On November 6, a tremendous gale swept over the English fleet. For three days Hawke stood his ground, but he was forced to run back to the shores of England for shelter. Two days later he put to sea again, but the wind was blowing as furiously as ever, and he was again obliged to put back to Torbay. His own ship was rotten and water-logged, so he shifted his flag to the Royal George and struggled out again into the storm.

He was just too late. The French fleet had escaped, and the ships were even now running gaily with the wind behind them down the west coast of France to join the rest of the fleet. Conflans' daring plan might have succeeded had he not had against him a man whose genius, patience, and resolution were proof against the wildest waves and the fiercest winds. In the teeth of the gale Hawke fought his way across the channel to France to find the harbour empty, his prey gone. On ran the French ships before the gale. Very soon the white sails of the English might have been seen hurrying after them. With the waves breaking over their decks, weighed down by the weight of sail, battered by the wild wind that whistled through their rigging, the English ships ran on, every hour bringing them nearer and nearer to the enemy.

"I will attack them in the old way," cried Hawke, "and make downright work of them."

As night drew on, the wind blew harder than ever. Conflans now devised a bold plan. He ran his ships coastwards, among islands and shoals of which he knew the English to be ignorant. It was a wild stretch of dangerous coast, on which the huge Atlantic waves broke with a roar as of thunder, tossing their white foam high into the air. The wind blew with ever-increasing fury, and the night was black as pitch. Only the genius of a Hawke could save the fleet in such a night. But to the successor of Drake and Hawkins all things were possible. "Where there is a passage for the enemy, there, is a passage for me. Where a Frenchman can sail, an Englishman can follow," cried Hawke. "Their pilot shall be our pilot. If they go to pieces on the shoals, they will serve as beacons for us. Their perils shall be our perils."
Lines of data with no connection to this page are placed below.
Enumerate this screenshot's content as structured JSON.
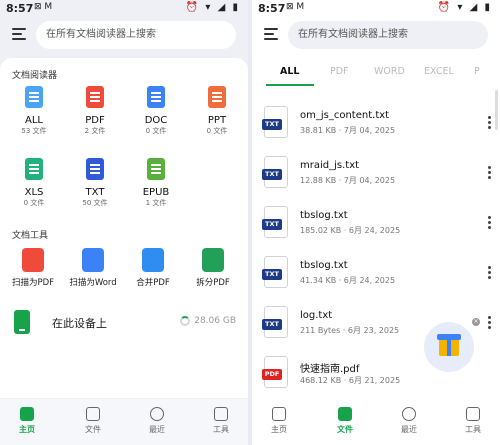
{
  "left": {
    "status": {
      "time": "8:57",
      "indicators": "⊠ M",
      "icons": "⏰ ▾ ◢ ▮"
    },
    "search_placeholder": "在所有文档阅读器上搜索",
    "readers_title": "文档阅读器",
    "categories": [
      {
        "label": "ALL",
        "count": "53 文件",
        "color": "#4aa3f5",
        "icon": "all-docs-icon"
      },
      {
        "label": "PDF",
        "count": "2 文件",
        "color": "#f04a3a",
        "icon": "pdf-icon"
      },
      {
        "label": "DOC",
        "count": "0 文件",
        "color": "#3b82f6",
        "icon": "doc-icon"
      },
      {
        "label": "PPT",
        "count": "0 文件",
        "color": "#f26b3a",
        "icon": "ppt-icon"
      },
      {
        "label": "XLS",
        "count": "0 文件",
        "color": "#22b07d",
        "icon": "xls-icon"
      },
      {
        "label": "TXT",
        "count": "50 文件",
        "color": "#2f5bd6",
        "icon": "txt-icon"
      },
      {
        "label": "EPUB",
        "count": "1 文件",
        "color": "#56b03a",
        "icon": "epub-icon"
      }
    ],
    "tools_title": "文档工具",
    "tools": [
      {
        "label": "扫描为PDF",
        "color": "#f04a3a",
        "icon": "scan-pdf-icon"
      },
      {
        "label": "扫描为Word",
        "color": "#3b82f6",
        "icon": "scan-word-icon"
      },
      {
        "label": "合并PDF",
        "color": "#2f8cf0",
        "icon": "merge-pdf-icon"
      },
      {
        "label": "拆分PDF",
        "color": "#22a05a",
        "icon": "split-pdf-icon"
      }
    ],
    "device": {
      "label": "在此设备上",
      "size": "28.06 GB"
    },
    "nav": [
      {
        "label": "主页",
        "active": true
      },
      {
        "label": "文件",
        "active": false
      },
      {
        "label": "最近",
        "active": false
      },
      {
        "label": "工具",
        "active": false
      }
    ]
  },
  "right": {
    "status": {
      "time": "8:57",
      "indicators": "⊠ M",
      "icons": "⏰ ▾ ◢ ▮"
    },
    "search_placeholder": "在所有文档阅读器上搜索",
    "tabs": [
      "ALL",
      "PDF",
      "WORD",
      "EXCEL",
      "P"
    ],
    "files": [
      {
        "name": "om_js_content.txt",
        "meta": "38.81 KB · 7月 04, 2025",
        "type": "TXT",
        "color": "#1e3a8a"
      },
      {
        "name": "mraid_js.txt",
        "meta": "12.88 KB · 7月 04, 2025",
        "type": "TXT",
        "color": "#1e3a8a"
      },
      {
        "name": "tbslog.txt",
        "meta": "185.02 KB · 6月 24, 2025",
        "type": "TXT",
        "color": "#1e3a8a"
      },
      {
        "name": "tbslog.txt",
        "meta": "41.34 KB · 6月 24, 2025",
        "type": "TXT",
        "color": "#1e3a8a"
      },
      {
        "name": "log.txt",
        "meta": "211 Bytes · 6月 23, 2025",
        "type": "TXT",
        "color": "#1e3a8a"
      },
      {
        "name": "快速指南.pdf",
        "meta": "468.12 KB · 6月 21, 2025",
        "type": "PDF",
        "color": "#e02424"
      }
    ],
    "nav": [
      {
        "label": "主页",
        "active": false
      },
      {
        "label": "文件",
        "active": true
      },
      {
        "label": "最近",
        "active": false
      },
      {
        "label": "工具",
        "active": false
      }
    ]
  },
  "accent": "#16a34a"
}
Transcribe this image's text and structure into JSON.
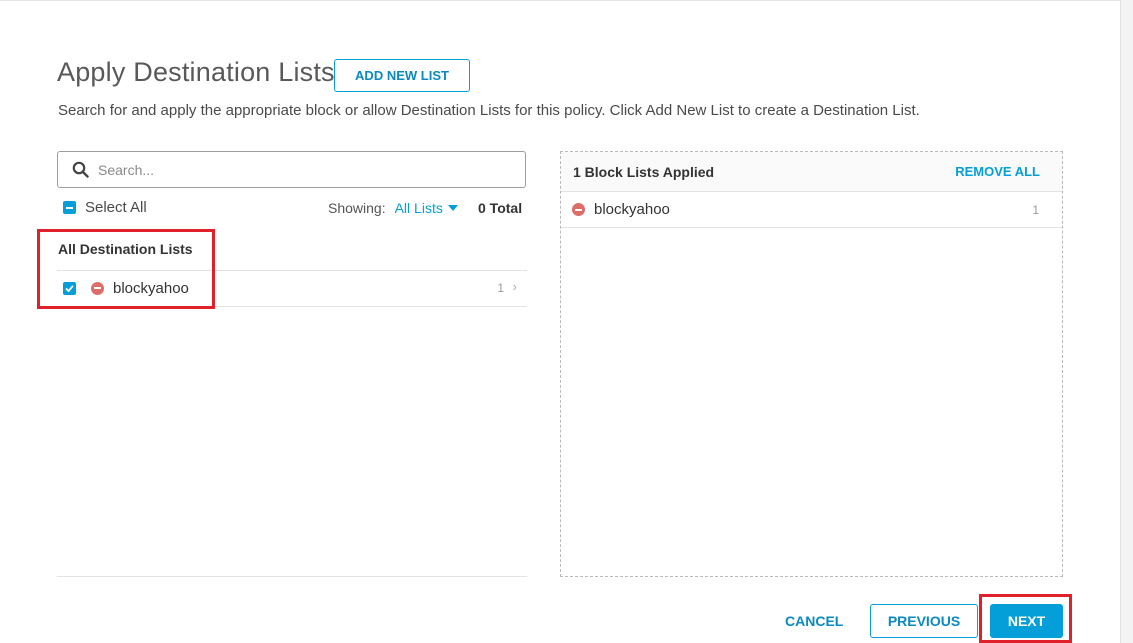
{
  "header": {
    "title": "Apply Destination Lists",
    "add_button_label": "ADD NEW LIST",
    "description": "Search for and apply the appropriate block or allow Destination Lists for this policy. Click Add New List to create a Destination List."
  },
  "search": {
    "placeholder": "Search...",
    "value": ""
  },
  "list_controls": {
    "select_all_label": "Select All",
    "showing_label": "Showing:",
    "filter_value": "All Lists",
    "total_label": "0 Total"
  },
  "available_lists": {
    "heading": "All Destination Lists",
    "items": [
      {
        "name": "blockyahoo",
        "count": "1",
        "checked": true,
        "type": "block"
      }
    ]
  },
  "applied": {
    "title": "1 Block Lists Applied",
    "remove_all_label": "REMOVE ALL",
    "items": [
      {
        "name": "blockyahoo",
        "count": "1",
        "type": "block"
      }
    ]
  },
  "footer": {
    "cancel_label": "CANCEL",
    "previous_label": "PREVIOUS",
    "next_label": "NEXT"
  },
  "colors": {
    "accent": "#049fd9",
    "block_icon": "#d9534f",
    "highlight": "#e0202a"
  },
  "icons": [
    "search-icon",
    "block-icon",
    "checkbox-checked-icon",
    "checkbox-partial-icon",
    "caret-down-icon",
    "chevron-right-icon"
  ]
}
"And so, on the wild November afternoon, with the great billows that the Bay of Biscay hurls on that stretch of iron-bound coast, Hawke flung himself into the boiling cauldron of rocks and shoals and quicksands. No more daring deed was ever done at sea."

The battle began, and the roar of the guns answered the din of the tempest. The wildly rolling fleets were soon hopelessly mixed up together. Ship after ship went down with its guns and its crews, but the flagship with Hawke on board was making for the white pennant which flew from the mast of Conflans' ship. Soon the two great ships had begun their fierce duel. Night fell before the battle was ended,—a wild night filled with the shrieking of the gale, and morning broke no less wild and stormy. Seven French ships had run for shelter to the coast, two had gone to pieces on the rocks. But in the very centre of the English fleet lay the flagship of Conflans, battered and helpless. In the darkness and confusion of the night the French commander had mistaken his friends for his foes, and anchored unconsciously in the middle of the English fleet.

As the misty grey dawn showed him his mistake, Conflans cut his cables and made for the shore. The battle of Quiberon was over. The French ships were too much damaged to put to sea any more, and Hawke was free to sail home to receive the honours that a joyous England was ready to bestow upon the faithful and brave Admiral who had saved her from a French invasion.